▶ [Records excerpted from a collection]
== Segment start ==
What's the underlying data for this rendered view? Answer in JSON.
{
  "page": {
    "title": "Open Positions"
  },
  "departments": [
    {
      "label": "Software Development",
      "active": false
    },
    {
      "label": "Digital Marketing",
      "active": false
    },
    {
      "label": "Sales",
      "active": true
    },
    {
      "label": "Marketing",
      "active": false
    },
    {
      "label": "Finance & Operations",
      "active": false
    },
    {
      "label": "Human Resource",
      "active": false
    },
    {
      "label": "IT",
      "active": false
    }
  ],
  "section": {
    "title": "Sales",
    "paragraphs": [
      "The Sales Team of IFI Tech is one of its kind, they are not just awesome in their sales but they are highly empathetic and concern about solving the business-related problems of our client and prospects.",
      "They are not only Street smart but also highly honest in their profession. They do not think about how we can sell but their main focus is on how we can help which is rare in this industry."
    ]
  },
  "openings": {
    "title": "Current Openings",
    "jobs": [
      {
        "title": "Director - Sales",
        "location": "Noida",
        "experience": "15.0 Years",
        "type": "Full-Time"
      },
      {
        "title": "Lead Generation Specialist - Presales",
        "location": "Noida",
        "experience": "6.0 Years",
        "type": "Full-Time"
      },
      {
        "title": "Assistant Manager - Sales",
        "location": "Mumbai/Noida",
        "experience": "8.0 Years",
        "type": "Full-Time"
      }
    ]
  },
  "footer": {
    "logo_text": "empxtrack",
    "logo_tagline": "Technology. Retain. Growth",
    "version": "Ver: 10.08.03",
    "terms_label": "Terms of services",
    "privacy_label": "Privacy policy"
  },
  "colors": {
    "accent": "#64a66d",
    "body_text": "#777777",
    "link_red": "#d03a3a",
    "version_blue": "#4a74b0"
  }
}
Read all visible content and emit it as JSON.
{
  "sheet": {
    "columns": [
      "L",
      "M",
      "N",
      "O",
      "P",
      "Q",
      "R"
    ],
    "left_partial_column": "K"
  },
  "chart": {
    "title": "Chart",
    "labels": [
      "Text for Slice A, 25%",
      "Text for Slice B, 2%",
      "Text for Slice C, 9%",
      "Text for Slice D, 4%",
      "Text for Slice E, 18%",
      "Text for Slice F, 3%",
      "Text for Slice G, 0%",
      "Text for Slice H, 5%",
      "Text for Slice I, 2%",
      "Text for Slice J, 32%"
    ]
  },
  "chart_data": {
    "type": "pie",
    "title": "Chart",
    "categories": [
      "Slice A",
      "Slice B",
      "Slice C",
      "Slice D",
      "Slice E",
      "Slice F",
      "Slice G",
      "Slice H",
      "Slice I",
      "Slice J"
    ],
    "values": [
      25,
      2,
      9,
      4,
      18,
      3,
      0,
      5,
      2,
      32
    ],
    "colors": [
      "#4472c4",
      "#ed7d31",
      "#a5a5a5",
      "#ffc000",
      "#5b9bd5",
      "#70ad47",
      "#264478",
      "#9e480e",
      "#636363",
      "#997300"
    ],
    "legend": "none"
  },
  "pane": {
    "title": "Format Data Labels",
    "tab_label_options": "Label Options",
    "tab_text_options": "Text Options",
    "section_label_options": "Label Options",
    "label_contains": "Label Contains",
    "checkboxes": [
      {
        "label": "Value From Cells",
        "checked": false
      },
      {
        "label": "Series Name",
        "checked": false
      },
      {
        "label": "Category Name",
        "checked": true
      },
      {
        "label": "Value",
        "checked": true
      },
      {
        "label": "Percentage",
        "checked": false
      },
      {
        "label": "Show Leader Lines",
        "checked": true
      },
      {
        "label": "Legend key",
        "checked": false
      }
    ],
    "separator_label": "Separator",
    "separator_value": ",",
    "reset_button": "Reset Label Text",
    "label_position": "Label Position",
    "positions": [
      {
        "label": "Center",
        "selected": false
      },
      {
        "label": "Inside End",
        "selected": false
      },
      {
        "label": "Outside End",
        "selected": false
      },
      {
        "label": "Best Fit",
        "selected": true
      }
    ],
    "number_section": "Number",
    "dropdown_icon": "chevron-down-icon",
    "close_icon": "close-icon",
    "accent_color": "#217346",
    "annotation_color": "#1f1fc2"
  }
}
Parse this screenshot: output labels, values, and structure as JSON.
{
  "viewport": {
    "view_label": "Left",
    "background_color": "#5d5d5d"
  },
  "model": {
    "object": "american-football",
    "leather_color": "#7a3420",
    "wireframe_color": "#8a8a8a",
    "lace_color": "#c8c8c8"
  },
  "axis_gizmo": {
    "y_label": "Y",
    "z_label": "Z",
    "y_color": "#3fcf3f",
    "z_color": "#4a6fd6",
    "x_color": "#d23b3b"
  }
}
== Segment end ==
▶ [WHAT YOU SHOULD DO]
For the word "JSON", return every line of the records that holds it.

▶ [SOLUTION]
What's the underlying data for this rendered view? Answer in JSON.
Read all visible content and emit it as JSON.
Parse this screenshot: output labels, values, and structure as JSON.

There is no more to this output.